YOUR INSTRUCTIONS
Word for word, restate each of the records below.

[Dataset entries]
*** Begin section ***

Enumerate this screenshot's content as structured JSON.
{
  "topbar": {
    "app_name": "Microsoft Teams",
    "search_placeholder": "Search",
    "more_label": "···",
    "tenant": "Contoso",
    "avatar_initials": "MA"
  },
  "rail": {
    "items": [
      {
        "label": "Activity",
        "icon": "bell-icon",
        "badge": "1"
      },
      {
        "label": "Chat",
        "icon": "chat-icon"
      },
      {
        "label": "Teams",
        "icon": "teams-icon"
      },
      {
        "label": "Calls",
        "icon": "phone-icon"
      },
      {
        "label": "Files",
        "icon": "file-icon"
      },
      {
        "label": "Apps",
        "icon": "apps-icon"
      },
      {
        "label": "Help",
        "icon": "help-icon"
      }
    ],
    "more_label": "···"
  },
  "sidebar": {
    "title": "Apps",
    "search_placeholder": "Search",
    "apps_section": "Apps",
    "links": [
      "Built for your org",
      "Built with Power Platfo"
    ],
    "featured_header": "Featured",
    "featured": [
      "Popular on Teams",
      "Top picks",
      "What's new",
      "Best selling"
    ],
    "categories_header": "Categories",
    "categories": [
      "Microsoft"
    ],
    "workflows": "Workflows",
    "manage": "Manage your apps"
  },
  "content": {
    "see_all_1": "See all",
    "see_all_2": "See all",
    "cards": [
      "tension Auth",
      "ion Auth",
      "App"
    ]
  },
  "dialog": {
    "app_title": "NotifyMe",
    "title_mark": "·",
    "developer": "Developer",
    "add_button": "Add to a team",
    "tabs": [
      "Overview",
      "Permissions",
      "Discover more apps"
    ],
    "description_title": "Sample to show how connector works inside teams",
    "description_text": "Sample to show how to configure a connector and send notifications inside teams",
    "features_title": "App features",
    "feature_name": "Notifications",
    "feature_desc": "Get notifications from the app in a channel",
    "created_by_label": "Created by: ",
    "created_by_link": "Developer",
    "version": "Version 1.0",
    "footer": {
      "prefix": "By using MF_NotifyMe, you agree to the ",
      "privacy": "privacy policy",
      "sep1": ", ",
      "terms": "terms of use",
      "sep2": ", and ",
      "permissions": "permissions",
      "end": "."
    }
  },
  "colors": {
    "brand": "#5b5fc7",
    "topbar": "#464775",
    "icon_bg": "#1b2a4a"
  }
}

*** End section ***

RESULT
Enumerate this screenshot's content as structured JSON.
{
  "topbar": {
    "app_name": "Microsoft Teams",
    "search_placeholder": "Search",
    "more_label": "···",
    "tenant": "Contoso",
    "avatar_initials": "MA"
  },
  "rail": {
    "items": [
      {
        "label": "Activity",
        "icon": "bell-icon",
        "badge": "1"
      },
      {
        "label": "Chat",
        "icon": "chat-icon"
      },
      {
        "label": "Teams",
        "icon": "teams-icon"
      },
      {
        "label": "Calls",
        "icon": "phone-icon"
      },
      {
        "label": "Files",
        "icon": "file-icon"
      },
      {
        "label": "Apps",
        "icon": "apps-icon"
      },
      {
        "label": "Help",
        "icon": "help-icon"
      }
    ],
    "more_label": "···"
  },
  "sidebar": {
    "title": "Apps",
    "search_placeholder": "Search",
    "apps_section": "Apps",
    "links": [
      "Built for your org",
      "Built with Power Platfo"
    ],
    "featured_header": "Featured",
    "featured": [
      "Popular on Teams",
      "Top picks",
      "What's new",
      "Best selling"
    ],
    "categories_header": "Categories",
    "categories": [
      "Microsoft"
    ],
    "workflows": "Workflows",
    "manage": "Manage your apps"
  },
  "content": {
    "see_all_1": "See all",
    "see_all_2": "See all",
    "cards": [
      "tension Auth",
      "ion Auth",
      "App"
    ]
  },
  "dialog": {
    "app_title": "NotifyMe",
    "title_mark": "·",
    "developer": "Developer",
    "add_button": "Add to a team",
    "tabs": [
      "Overview",
      "Permissions",
      "Discover more apps"
    ],
    "description_title": "Sample to show how connector works inside teams",
    "description_text": "Sample to show how to configure a connector and send notifications inside teams",
    "features_title": "App features",
    "feature_name": "Notifications",
    "feature_desc": "Get notifications from the app in a channel",
    "created_by_label": "Created by: ",
    "created_by_link": "Developer",
    "version": "Version 1.0",
    "footer": {
      "prefix": "By using MF_NotifyMe, you agree to the ",
      "privacy": "privacy policy",
      "sep1": ", ",
      "terms": "terms of use",
      "sep2": ", and ",
      "permissions": "permissions",
      "end": "."
    }
  },
  "colors": {
    "brand": "#5b5fc7",
    "topbar": "#464775",
    "icon_bg": "#1b2a4a"
  }
}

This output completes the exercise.